First let’s talk about the future workforce. In recent years the primary focus has been incorporating Millennial and Gen Z workers into more dominant and influential roles within organizations. These generations have grown up fully immersed in a digital world. They bring expectations and ways of relating, both to one another and to the work itself, that are different and challenge most traditional workplaces. However, the generation blend that makes up the workforce is not the only shift that requires our attention.
In their recent article “Forces of Change”, Jeff Schwartz, Heather Stockton, and Kelly Monahan of Deloitte share that, in addition to the changing demographics, one of the biggest trends shaping our workforce is the rise in “off-campus” and “off-balance sheet" workers (e.g., contractors or transactional remote workers). The way we fulfill our talent gaps and needs may look radically different now as new and evolving staffing strategies and alternative work arrangements are likely to become more prevalent and strategically valuable.

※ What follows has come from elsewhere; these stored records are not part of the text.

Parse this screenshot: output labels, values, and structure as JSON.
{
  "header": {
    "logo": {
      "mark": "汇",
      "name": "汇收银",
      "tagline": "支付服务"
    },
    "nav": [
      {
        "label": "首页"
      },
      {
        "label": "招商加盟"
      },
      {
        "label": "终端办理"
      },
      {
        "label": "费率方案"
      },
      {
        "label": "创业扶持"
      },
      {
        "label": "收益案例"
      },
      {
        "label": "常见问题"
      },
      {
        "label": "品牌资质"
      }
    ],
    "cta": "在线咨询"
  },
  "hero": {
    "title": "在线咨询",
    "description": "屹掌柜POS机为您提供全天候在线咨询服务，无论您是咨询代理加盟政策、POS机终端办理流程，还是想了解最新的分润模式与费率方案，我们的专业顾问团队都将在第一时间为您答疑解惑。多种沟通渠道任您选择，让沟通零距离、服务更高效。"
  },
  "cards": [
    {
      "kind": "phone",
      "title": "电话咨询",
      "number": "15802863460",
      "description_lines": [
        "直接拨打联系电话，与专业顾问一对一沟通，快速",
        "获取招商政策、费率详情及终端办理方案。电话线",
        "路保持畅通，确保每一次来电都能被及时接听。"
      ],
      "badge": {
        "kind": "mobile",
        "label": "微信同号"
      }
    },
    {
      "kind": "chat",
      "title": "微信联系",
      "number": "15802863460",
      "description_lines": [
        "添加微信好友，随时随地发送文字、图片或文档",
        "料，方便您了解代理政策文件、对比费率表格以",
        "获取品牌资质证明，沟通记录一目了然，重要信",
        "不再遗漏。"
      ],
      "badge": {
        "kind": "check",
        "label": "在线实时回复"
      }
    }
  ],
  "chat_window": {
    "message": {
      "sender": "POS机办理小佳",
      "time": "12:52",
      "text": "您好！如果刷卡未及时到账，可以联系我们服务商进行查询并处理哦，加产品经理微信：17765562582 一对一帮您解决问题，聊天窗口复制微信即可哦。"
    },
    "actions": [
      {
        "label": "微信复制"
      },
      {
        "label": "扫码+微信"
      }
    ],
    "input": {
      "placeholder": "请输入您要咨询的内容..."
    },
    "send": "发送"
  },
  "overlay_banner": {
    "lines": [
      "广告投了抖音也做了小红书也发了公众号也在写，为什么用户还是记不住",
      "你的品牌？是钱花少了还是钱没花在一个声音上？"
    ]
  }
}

Alongside the workforce and the talent that composes it, technology is re-writing the rules of work as well. Most studies indicate technologies like AI and machine learning will change how problems are or can be solved, thus ushering us into an era where work is truly augmented by technology. Rather than wholly replacing jobs, we will experience more collaborative work between talent and technology, or rather, true human-machine partnerships. Technology will not just provide efficiencies, it will extend human capabilities for solving problems, evaluating data, and acting on information.
These changes in the basic nature of work have many implications for organizations and require leaders to contemplate what the future could entail, including but not limited to:
Challenging assumptions – reimagining work structure, organizational roles, staffing models, and advancement paths
Sourcing or growing diverse talents and skill sets – tapping into higher levels of critical thinking, cognitive, social, and soft skills
Elevating the change competency – creating greater organization agility and helping employees be more resilient and adaptable
Building great managers – coaching, growing, and supporting employees to celebrate strengths, promote engagement, and create affiliation
Promoting creativity and innovation – reengineering workflows and processes, cultivating opportunity identification, and allowing for experimentation
While different companies will collide with these changes in work at different times in the future, now is the time to assess your success in these areas and build capabilities to succeed in an era of augmented work. It is the time to contemplate the art of the possible - what we need and how we work. By doing so you will position your organization to capitalize on the most significant lever in the future of work – the people.